Washington: Researchers at the University of Chicago have indicated that preschool children seem to grasp the true concept of counting only if they are taught to understand the number value of groups of objects greater than three.
"We think that seeing that there are three objects doesn’t have to involve counting. It’s only when children go beyond three that counting is necessary to determine how many objects there are," said Elizabeth Gunderson, an UChicago graduate student in psychology.
Gunderson and Susan Levine, the Stella M. Rowley Professor in Psychology, Comparative Human Development and the Committee on Education at the University, studied how children develop an understanding of the connection between number words and their actual numerical value. That connection is known as the cardinal principle, which states that the size of a set of objects is determined by the last number reached when counting the set.
Levine`s work has shown that exposure to language related to numbers improves mathematics comprehension; the latest paper goes a step further. It shows that children who are exposed to number words from four through 10, in addition to the number words from one through three, acquire an understanding of the cardinal principle before children who have little exposure to these higher number words.
To perform the study, team members made five home visits and videotaped interactions between 44 youngsters and their parents.

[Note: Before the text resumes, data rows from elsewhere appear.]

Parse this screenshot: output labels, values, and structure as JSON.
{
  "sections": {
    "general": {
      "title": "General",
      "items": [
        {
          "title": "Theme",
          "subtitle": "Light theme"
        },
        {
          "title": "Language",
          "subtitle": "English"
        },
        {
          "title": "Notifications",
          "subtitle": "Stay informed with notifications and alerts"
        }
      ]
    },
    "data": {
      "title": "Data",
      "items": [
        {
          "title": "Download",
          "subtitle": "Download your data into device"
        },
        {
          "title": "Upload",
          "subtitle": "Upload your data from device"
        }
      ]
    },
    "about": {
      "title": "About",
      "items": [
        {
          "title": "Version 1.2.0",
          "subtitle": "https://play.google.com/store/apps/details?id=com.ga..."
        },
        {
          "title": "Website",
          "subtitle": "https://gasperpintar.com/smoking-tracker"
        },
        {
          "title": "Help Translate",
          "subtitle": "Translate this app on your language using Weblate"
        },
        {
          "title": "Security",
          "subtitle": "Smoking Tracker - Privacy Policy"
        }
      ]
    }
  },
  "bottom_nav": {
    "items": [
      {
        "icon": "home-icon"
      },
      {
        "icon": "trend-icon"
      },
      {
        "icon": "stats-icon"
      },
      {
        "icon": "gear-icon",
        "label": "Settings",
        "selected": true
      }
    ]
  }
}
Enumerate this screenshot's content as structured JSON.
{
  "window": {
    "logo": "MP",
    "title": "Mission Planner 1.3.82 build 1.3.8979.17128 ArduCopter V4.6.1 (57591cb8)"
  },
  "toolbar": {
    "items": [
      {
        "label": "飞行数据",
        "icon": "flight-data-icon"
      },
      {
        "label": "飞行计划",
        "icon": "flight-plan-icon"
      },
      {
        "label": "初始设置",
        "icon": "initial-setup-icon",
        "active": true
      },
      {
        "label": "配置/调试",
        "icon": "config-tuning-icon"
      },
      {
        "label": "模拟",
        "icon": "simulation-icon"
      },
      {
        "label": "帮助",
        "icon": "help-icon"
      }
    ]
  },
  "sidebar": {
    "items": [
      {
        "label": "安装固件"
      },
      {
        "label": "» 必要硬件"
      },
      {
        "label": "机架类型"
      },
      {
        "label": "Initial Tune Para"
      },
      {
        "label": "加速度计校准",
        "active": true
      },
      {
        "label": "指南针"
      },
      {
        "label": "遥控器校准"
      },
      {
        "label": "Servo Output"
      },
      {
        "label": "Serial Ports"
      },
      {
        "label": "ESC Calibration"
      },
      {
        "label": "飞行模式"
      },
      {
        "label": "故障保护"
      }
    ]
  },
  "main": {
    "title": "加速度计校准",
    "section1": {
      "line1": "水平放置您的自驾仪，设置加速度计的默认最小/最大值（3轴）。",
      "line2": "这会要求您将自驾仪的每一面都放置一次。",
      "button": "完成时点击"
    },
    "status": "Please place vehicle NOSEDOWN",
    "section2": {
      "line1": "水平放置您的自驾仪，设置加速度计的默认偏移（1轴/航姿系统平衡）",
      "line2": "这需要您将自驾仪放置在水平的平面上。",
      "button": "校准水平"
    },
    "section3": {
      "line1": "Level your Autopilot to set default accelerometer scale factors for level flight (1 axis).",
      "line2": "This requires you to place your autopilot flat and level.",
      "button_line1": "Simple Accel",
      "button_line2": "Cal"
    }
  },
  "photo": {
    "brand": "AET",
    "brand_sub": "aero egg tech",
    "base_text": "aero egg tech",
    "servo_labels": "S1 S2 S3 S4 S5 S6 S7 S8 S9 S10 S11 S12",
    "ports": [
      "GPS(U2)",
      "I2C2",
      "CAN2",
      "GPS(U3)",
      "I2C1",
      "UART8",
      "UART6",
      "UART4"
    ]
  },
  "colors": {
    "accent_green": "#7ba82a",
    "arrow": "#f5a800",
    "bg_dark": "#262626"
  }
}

"The results have important policy implications, showing that specific aspects of parents` engagement in numerically relevant behaviours in the home seem to have an impact on children`s early mathematical development," said the authors.